One of the many joys from my childhood were those wintery, rainy weekends. My twin brother and I would beg our poor mother to take us to the video shop. There we'd splash our pocket money renting such awesome classics as Star Wars and The Karate Kid, both of which we'd seen a million times before. One such VHS tape, that my father rather cleverly managed to pirate copy (as they did back then in the 80's) from one VHS player to another, my brother and I would sit down in front of the television and watch from start to finish, only then to rewind the entire tape and start again! This stretched tomb of 35mm Scotch tape, was Superman II.
The copy was a warped and pixelated mess of an image. Superman's voice would wallow, up and down, in a range of off the scale pitches, causing our cat to leg it out of the lounge and go hide under our sink! But despite these faults, they added to its splendour. As such imperfections almost gave it a soul, making the tape and the others that followed, an odd addition to the family, certainly based on how often these cumbersome plastic boxes of love would play babysitter!
This is almost certainly why the superhero genre resides and continues to affect me today. Nostalgia is a power tool to draw people in, and if played out correctly, with every detail exposed and presented, it will always deliver.
Celebrated for his various fantasy works and the award winning novel Osama. Tidhar's latest outing makes it clearly evident that he is also cut from an identical cloth of my own and thus a great fan of the comic book genre. The Violent Century is set in a modern Elseworlds London, capital of an imperialist Britain. Two guardians, Fogg and Oblivion, partners and defenders of the righteous, are reunited to tackle a past that takes them all other the world spanning many decades, meeting likeminded and maniacal super humans along the way, each with their part to play in this high stakes tale of friendship and what it ultimately means to truly be a hero.

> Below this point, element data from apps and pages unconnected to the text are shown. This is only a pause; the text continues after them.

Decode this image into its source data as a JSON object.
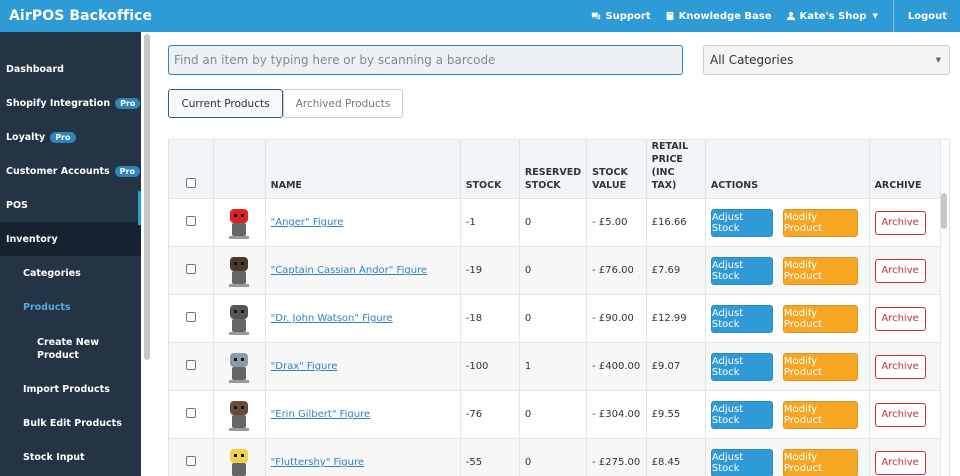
{
  "app": {
    "title": "AirPOS Backoffice"
  },
  "topnav": {
    "support": "Support",
    "knowledge_base": "Knowledge Base",
    "shop": "Kate's Shop",
    "logout": "Logout"
  },
  "sidebar": {
    "items": [
      {
        "label": "Dashboard"
      },
      {
        "label": "Shopify Integration",
        "badge": "Pro"
      },
      {
        "label": "Loyalty",
        "badge": "Pro"
      },
      {
        "label": "Customer Accounts",
        "badge": "Pro"
      },
      {
        "label": "POS"
      },
      {
        "label": "Inventory"
      },
      {
        "label": "Categories"
      },
      {
        "label": "Products"
      },
      {
        "label": "Create New Product"
      },
      {
        "label": "Import Products"
      },
      {
        "label": "Bulk Edit Products"
      },
      {
        "label": "Stock Input"
      }
    ]
  },
  "search": {
    "placeholder": "Find an item by typing here or by scanning a barcode",
    "value": ""
  },
  "category_filter": {
    "selected": "All Categories"
  },
  "tabs": [
    {
      "label": "Current Products",
      "active": true
    },
    {
      "label": "Archived Products",
      "active": false
    }
  ],
  "table": {
    "headers": {
      "name": "NAME",
      "stock": "STOCK",
      "reserved_line1": "RESERVED",
      "reserved_line2": "STOCK",
      "value_line1": "STOCK",
      "value_line2": "VALUE",
      "price_line1": "RETAIL",
      "price_line2": "PRICE",
      "price_line3": "(INC TAX)",
      "actions": "ACTIONS",
      "archive": "ARCHIVE"
    },
    "rows": [
      {
        "name": "\"Anger\" Figure",
        "stock": "-1",
        "reserved": "0",
        "value": "- £5.00",
        "price": "£16.66",
        "icon": "anger-figure",
        "color": "#d22"
      },
      {
        "name": "\"Captain Cassian Andor\" Figure",
        "stock": "-19",
        "reserved": "0",
        "value": "- £76.00",
        "price": "£7.69",
        "icon": "cassian-figure",
        "color": "#4a3a2a"
      },
      {
        "name": "\"Dr. John Watson\" Figure",
        "stock": "-18",
        "reserved": "0",
        "value": "- £90.00",
        "price": "£12.99",
        "icon": "watson-figure",
        "color": "#555"
      },
      {
        "name": "\"Drax\" Figure",
        "stock": "-100",
        "reserved": "1",
        "value": "- £400.00",
        "price": "£9.07",
        "icon": "drax-figure",
        "color": "#8a9aa6"
      },
      {
        "name": "\"Erin Gilbert\" Figure",
        "stock": "-76",
        "reserved": "0",
        "value": "- £304.00",
        "price": "£9.55",
        "icon": "erin-figure",
        "color": "#6b4a3a"
      },
      {
        "name": "\"Fluttershy\" Figure",
        "stock": "-55",
        "reserved": "0",
        "value": "- £275.00",
        "price": "£8.45",
        "icon": "fluttershy-figure",
        "color": "#f3d04a"
      }
    ],
    "action_labels": {
      "adjust": "Adjust Stock",
      "modify": "Modify Product",
      "archive": "Archive"
    }
  },
  "colors": {
    "topbar": "#2f9bd6",
    "sidebar": "#243444",
    "adjust": "#2f9bd6",
    "modify": "#f5a623",
    "archive": "#c9302c"
  }
}
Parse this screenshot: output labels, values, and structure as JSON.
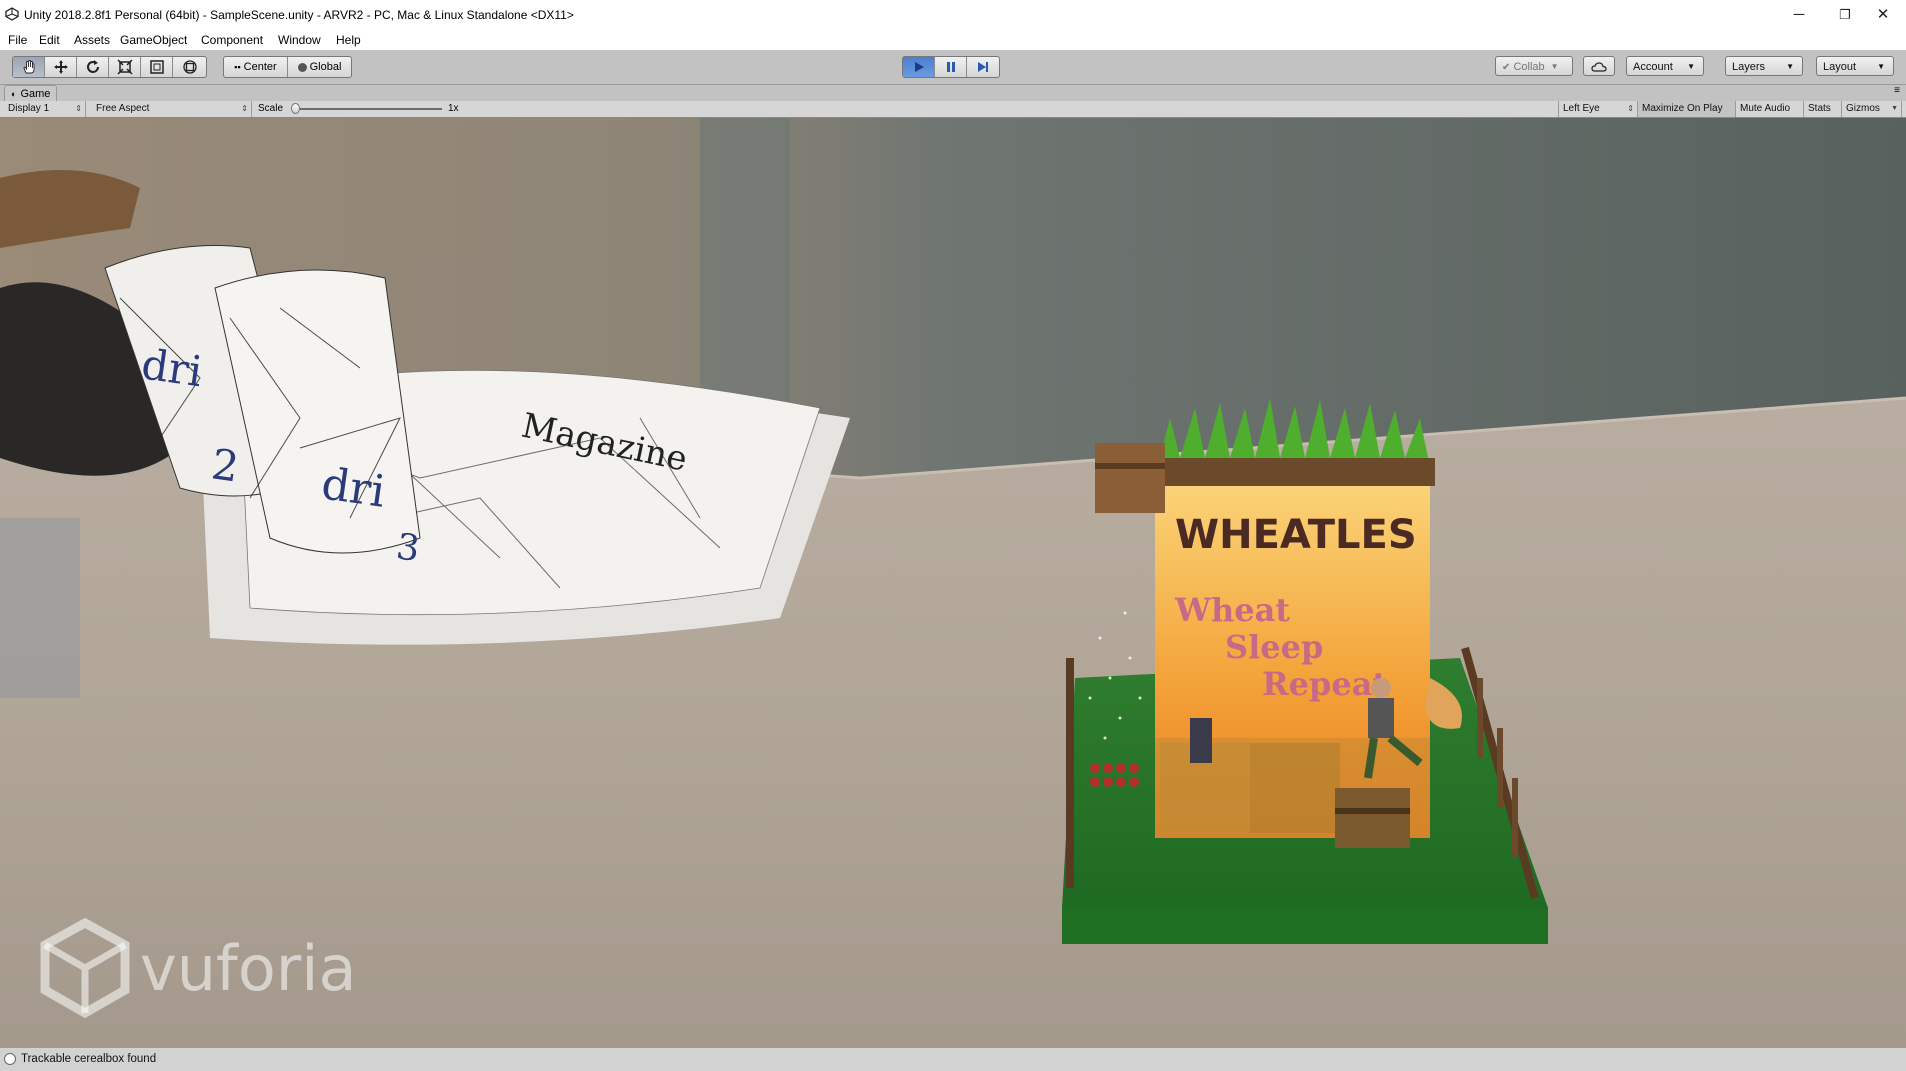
{
  "window": {
    "title": "Unity 2018.2.8f1 Personal (64bit) - SampleScene.unity - ARVR2 - PC, Mac & Linux Standalone <DX11>",
    "controls": {
      "minimize": "─",
      "restore": "❐",
      "close": "✕"
    }
  },
  "menu": {
    "items": [
      "File",
      "Edit",
      "Assets",
      "GameObject",
      "Component",
      "Window",
      "Help"
    ]
  },
  "toolbar": {
    "tools": [
      "hand-icon",
      "move-icon",
      "rotate-icon",
      "scale-icon",
      "rect-icon",
      "transform-icon"
    ],
    "pivot_mode": "Center",
    "pivot_rotation": "Global",
    "play_state": "playing",
    "collab": "Collab",
    "account": "Account",
    "layers": "Layers",
    "layout": "Layout"
  },
  "game_view": {
    "tab": "Game",
    "display": "Display 1",
    "aspect": "Free Aspect",
    "scale_label": "Scale",
    "scale_value": "1x",
    "scale_level": 0.0,
    "eye": "Left Eye",
    "options": [
      "Maximize On Play",
      "Mute Audio",
      "Stats",
      "Gizmos"
    ]
  },
  "scene": {
    "cereal_box": {
      "brand": "WHEATLES",
      "tagline": [
        "Wheat",
        "Sleep",
        "Repeat"
      ]
    },
    "cup_text": [
      "dri",
      "2",
      "dri",
      "3"
    ],
    "magazine_text": "Magazine",
    "watermark": "vuforia"
  },
  "status": {
    "message": "Trackable cerealbox found"
  },
  "colors": {
    "titlebar": "#ffffff",
    "toolbar": "#c2c2c2",
    "play_active": "#4a7fd0",
    "grass": "#2e8b2e",
    "box_orange": "#f0a020",
    "tagline": "#c06080"
  }
}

After the first few chapters it's obvious of Tidhar's influence from the Vertigo graphic novels of DC Comics, such as The Sandman Series and Watchmen. Evident in the fact that there are many similarities to the narratives, especially that of Watchmen; its set in an alternative history, both of the heroes are regarded to be more a menace than a cure, with acts of heroism just perceived as one doing their duty, the main plot is focused on what makes a real hero, with the needs of the many out weighing the needs of the few, the structure of the prose reads at a pace that matches the narration of a film noir (or neo noir) detective; exactly like that of the ultra-violent anti-hero Rorschach or the love sick brick s**t house Marv from Frank Miller's Sin City.
This style of writing makes the sentences at first, rather difficult to read, especially if you're not used to the genre. However, these pages are set out to be read fast. It took me a while to get used to it, but once I did, I was speeding my way though the pages! This style is indeed very clever, in that it helps to give the world a bleak cast iron shell, where imagining life in such a place as being black and white, dark, and at times, pretty nasty.
It's also hugely refreshing to read such a story set in my home nation, as opposed to overly used Americas. The ambivalent relationship between the two protagonists is both a good nod to the side-kick struggle for leadership and could keep anyone, regardless of the types of stories they regularly enjoy, interested and engaged. Tidhar has created a book that oozes excellence in both characterisation and storytelling.
At the end, the story comes together in an awesome gymnastics workout for your imagination. But I can't help but have wished this book had been turned into a graphic novel, as the often hard cutting imaginative descriptions combined with the harsh writing style, would have made for some extremely impressive comic cells.Suggest a correction